PROBLEM TO SOLVE: Scan the listing beneath this sentence. Report each line with the word "glyph".

━━ SUPPLIED DATA

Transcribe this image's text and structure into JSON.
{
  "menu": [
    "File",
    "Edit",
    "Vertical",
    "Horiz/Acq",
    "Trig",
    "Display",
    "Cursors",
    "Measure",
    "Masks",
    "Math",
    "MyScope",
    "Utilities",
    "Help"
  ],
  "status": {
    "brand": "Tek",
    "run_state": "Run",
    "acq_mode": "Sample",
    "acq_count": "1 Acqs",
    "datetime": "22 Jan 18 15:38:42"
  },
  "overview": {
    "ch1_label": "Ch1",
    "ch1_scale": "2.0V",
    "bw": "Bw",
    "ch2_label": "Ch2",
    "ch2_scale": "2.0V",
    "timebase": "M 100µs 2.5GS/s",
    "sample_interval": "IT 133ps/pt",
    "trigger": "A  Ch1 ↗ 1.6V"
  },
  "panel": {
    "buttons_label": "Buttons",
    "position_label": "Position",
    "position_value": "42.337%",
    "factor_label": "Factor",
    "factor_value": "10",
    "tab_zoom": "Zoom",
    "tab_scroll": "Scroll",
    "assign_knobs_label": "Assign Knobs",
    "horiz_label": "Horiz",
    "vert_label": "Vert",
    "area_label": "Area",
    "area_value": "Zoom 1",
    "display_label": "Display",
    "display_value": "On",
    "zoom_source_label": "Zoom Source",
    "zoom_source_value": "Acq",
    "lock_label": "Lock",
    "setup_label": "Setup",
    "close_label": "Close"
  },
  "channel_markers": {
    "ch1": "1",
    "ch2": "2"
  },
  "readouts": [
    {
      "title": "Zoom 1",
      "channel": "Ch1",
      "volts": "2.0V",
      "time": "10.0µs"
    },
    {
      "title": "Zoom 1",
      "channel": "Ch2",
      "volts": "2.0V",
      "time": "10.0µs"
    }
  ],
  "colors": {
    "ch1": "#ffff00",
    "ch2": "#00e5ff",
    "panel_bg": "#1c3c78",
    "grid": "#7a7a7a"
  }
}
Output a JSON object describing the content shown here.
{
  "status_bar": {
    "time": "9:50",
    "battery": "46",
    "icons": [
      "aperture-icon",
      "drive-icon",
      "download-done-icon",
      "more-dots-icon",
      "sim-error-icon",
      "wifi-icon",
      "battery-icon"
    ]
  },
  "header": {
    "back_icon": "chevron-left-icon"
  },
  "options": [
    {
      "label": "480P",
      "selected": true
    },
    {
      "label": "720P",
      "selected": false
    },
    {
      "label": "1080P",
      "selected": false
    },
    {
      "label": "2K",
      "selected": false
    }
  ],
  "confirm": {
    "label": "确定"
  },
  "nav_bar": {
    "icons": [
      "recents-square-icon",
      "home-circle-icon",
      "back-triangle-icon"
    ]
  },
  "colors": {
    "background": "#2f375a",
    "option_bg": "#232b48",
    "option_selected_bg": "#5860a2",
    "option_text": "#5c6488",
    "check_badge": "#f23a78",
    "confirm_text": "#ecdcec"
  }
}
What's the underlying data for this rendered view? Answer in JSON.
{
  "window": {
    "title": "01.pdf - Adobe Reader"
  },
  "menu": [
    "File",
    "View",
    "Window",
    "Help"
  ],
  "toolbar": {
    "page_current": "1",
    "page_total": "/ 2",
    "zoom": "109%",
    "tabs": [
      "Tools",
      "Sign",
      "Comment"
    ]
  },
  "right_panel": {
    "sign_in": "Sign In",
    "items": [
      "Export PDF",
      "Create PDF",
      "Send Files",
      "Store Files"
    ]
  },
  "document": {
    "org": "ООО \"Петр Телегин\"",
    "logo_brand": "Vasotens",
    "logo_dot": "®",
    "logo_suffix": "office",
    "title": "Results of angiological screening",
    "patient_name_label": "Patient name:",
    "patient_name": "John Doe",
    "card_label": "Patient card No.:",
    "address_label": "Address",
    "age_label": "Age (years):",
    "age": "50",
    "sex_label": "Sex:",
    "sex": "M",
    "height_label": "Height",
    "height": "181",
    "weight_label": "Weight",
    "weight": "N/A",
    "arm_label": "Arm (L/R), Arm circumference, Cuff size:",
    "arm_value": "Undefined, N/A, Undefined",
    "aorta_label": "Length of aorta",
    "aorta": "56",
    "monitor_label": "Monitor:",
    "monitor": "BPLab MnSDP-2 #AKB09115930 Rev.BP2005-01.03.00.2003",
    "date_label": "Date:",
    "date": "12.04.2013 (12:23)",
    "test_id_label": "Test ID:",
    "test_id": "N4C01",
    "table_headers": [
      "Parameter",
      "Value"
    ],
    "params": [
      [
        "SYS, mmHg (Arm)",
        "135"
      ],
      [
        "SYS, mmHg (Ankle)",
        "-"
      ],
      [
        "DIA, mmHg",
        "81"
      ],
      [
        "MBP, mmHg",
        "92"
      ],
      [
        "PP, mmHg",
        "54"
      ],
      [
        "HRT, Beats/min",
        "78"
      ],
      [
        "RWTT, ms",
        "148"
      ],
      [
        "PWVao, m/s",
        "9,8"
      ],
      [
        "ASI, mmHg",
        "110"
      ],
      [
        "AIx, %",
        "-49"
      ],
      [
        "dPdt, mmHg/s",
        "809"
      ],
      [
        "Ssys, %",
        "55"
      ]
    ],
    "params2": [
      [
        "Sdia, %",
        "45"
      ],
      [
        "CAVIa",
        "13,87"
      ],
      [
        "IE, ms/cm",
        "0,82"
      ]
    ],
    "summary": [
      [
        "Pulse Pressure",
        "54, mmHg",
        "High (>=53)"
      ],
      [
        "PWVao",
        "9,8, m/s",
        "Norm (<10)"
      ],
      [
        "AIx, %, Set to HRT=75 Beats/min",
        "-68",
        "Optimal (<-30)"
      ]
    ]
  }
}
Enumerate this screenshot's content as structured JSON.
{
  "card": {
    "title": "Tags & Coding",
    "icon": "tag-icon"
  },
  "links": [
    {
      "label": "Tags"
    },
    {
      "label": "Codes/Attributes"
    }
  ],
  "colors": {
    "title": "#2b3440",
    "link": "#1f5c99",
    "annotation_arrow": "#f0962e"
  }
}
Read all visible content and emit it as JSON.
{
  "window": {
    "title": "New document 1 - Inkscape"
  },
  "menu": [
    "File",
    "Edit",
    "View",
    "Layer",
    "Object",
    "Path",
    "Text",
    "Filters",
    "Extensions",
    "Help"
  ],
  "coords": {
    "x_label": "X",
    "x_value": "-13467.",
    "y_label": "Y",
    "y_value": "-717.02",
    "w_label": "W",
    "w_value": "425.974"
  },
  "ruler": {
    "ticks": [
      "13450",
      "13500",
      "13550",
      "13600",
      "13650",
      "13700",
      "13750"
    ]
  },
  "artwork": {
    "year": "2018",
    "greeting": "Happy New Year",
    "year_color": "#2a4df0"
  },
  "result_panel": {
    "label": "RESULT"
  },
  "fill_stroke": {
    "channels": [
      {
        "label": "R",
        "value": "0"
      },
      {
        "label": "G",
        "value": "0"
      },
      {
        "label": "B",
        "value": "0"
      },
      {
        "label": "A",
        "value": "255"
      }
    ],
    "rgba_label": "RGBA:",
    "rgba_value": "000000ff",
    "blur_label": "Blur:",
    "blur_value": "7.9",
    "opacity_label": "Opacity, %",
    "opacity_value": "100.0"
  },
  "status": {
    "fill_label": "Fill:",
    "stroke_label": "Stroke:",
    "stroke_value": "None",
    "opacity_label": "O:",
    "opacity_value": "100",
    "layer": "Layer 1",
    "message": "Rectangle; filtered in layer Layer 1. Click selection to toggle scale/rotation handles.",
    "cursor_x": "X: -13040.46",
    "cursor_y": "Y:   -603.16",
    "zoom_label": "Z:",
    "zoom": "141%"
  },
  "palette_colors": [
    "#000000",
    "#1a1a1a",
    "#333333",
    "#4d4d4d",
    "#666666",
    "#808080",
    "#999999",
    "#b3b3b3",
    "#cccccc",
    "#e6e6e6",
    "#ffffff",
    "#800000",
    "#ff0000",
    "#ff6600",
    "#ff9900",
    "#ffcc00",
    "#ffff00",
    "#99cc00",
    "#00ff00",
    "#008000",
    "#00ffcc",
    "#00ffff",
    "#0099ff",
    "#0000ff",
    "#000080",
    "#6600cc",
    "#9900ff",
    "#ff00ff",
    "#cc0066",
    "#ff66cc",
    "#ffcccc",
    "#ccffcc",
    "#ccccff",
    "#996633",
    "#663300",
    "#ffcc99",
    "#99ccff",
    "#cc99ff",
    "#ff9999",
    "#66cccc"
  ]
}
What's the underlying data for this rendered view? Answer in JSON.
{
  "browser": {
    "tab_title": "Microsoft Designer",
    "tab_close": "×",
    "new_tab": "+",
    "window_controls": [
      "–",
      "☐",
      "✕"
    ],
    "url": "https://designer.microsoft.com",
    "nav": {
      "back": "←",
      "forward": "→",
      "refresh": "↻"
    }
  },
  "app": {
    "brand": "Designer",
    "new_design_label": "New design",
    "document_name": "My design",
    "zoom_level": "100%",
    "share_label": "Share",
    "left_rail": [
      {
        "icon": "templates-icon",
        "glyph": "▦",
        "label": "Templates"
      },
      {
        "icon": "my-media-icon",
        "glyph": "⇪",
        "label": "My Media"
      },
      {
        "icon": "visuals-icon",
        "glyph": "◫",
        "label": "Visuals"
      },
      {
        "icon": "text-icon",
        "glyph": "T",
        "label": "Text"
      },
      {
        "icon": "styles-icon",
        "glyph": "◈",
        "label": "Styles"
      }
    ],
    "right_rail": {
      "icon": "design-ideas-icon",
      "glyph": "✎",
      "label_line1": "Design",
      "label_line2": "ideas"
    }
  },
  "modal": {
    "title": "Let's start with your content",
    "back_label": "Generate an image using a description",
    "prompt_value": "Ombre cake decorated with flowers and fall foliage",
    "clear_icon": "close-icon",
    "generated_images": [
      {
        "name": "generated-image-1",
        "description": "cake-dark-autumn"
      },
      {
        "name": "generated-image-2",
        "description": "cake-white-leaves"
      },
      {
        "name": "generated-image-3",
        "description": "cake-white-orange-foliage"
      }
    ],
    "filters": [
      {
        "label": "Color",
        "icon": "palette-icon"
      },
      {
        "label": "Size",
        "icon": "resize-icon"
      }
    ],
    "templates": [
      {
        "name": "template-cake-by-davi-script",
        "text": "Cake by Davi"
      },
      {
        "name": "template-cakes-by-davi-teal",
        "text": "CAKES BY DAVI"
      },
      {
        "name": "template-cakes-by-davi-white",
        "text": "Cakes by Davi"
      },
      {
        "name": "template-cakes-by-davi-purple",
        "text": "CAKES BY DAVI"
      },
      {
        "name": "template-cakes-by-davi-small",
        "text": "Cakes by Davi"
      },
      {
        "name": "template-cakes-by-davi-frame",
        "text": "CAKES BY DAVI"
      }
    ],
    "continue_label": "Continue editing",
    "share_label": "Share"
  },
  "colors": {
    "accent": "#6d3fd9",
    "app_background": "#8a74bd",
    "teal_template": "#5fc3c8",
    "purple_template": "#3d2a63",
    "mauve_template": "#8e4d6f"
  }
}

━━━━

RESPONSE TO THIS EXERCISE:
        "glyph": "▦",
        "glyph": "⇪",
        "glyph": "◫",
        "glyph": "T",
        "glyph": "◈",
      "glyph": "✎",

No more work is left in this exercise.